The International Paralympic Committee (IPC) has confirmed it has found no adverse analytical findings after completing a re-analysis programme of athlete anti-doping urine samples from the Vancouver 2010 Winter Paralympic Games.
The announcement comes with just four days to go until the start of the Pyeongchang 2018 Winter Paralympics here.
Out of the 440 blood and urine samples taken from Vancouver 2010, all 370 urine samples were analysed prior to the statute of limitations expiring this month.
With the support of the Institut Armand-Frappier Research Centre in Québec in Canada, the samples were re-analysed using improved analytical methods, in order to possibly detect prohibited substances that could not be identified by the analysis performed at the time of the Games.
"The IPC is committed to protecting the interest of clean athletes not just at upcoming events, such as the Pyeongchang 2018 Paralympics, but also events that have already taken place," IPC President Andrew Parsons said.
"Thanks to advances in technology and testing methods, we are now able to detect substances that we could not at previous Games.
"I am pleased that no athlete samples when re-analysed from Vancouver 2010 returned any adverse analytical findings and am extremely grateful for the work of Institut Armand-Frappier Research Centre for re-testing the samples."
The IPC still has in storage athlete anti-doping samples from the Sochi 2014 and Rio 2016 Paralympic Games.
Under the respective World Anti-Doping Codes, the IPC has up to eight years to re-test the Sochi samples and 10 years for those from Rio.
The IPC is currently awaiting an opportunity to forensically re-examine a number of samples from Sochi 2014, where it conducted 490 tests and found one anti-doping violation in Para ice hockey.
As part of the Pyeongchang 2018 Winter Paralympics testing programme, the IPC intends to conduct 600 tests - a 22 per cent increase on the number of tests that took place during Sochi 2014.
These tests will be a combination of blood and urine tests, conducted both in and out of competition.
"In order to try and ensure a level playing field before, during and after Pyeongchang 2018 we have implemented our most comprehensive anti-doping programme to date and increased the number of tests we have conducted with winter sport athletes both in and out of competition," Parsons said.
"Last year we doubled our anti-doping efforts in order to complement the activities of national anti-doping agencies and Organising Committees and this focus has continued in 2018."
Russian athletes at the Pyeongchang 2018 Winter Paralympics will compete under the guise of Neutral Paralympic Athletes.
It comes after the IPC maintained its suspension of the Russian Paralympic Committee in January with the country still not having accepted the findings of the McLaren Report and the Russian Anti-Doping Agency remaining non compliant with the World Anti-Doping Agency.
Russia dominated the medal table at Sochi 2014.

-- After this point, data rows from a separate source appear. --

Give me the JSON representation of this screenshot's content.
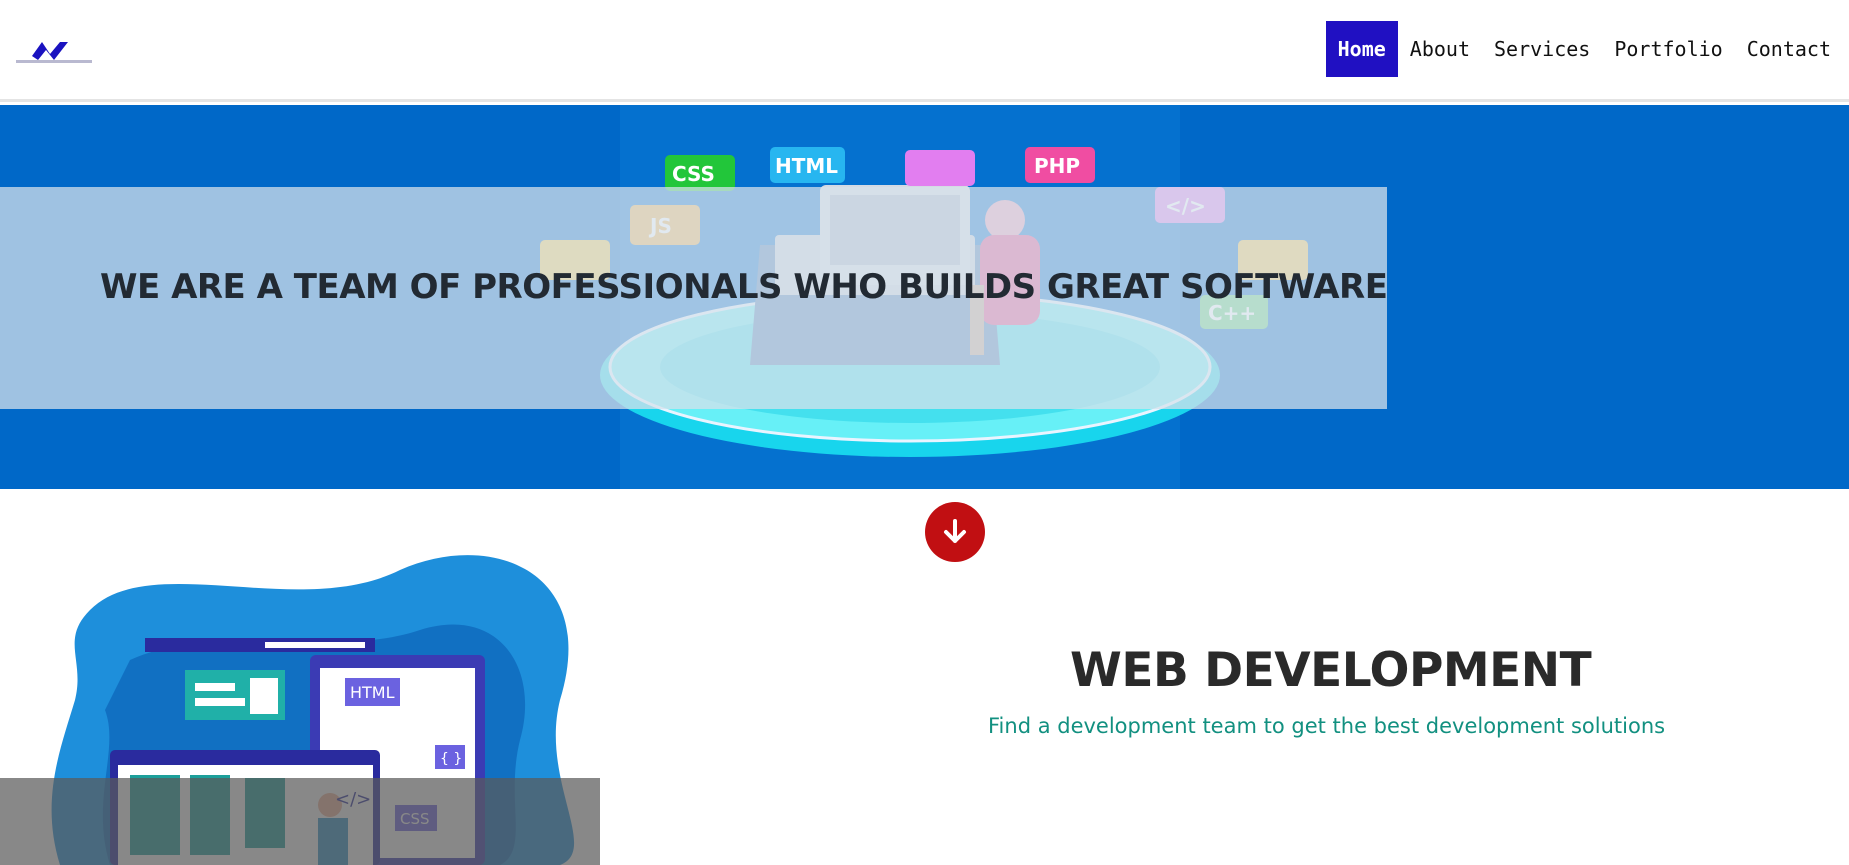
{
  "header": {
    "logo_icon": "brand-logo",
    "nav": [
      {
        "label": "Home",
        "active": true
      },
      {
        "label": "About",
        "active": false
      },
      {
        "label": "Services",
        "active": false
      },
      {
        "label": "Portfolio",
        "active": false
      },
      {
        "label": "Contact",
        "active": false
      }
    ]
  },
  "hero": {
    "title": "WE ARE A TEAM OF PROFESSIONALS WHO BUILDS GREAT SOFTWARE",
    "illustration_badges": [
      "CSS",
      "HTML",
      "PHP",
      "JS",
      "</>",
      "{ }",
      "C++"
    ]
  },
  "scroll_button": {
    "icon": "arrow-down-icon"
  },
  "webdev": {
    "title": "WEB DEVELOPMENT",
    "subtitle": "Find a development team to get the best development solutions",
    "illustration_badges": [
      "HTML",
      "{ }",
      "CSS",
      "</>"
    ]
  },
  "colors": {
    "nav_active_bg": "#2010c2",
    "hero_bg": "#0068c8",
    "scroll_button": "#c10f12",
    "subtitle": "#129080"
  }
}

They won a total of 80 medals, including 30 gold, but the achievement has been tarnished following the publication of the McLaren Report which alleged "systematic manipulation" of doping samples during the Winter Olympic and Paralympic Games.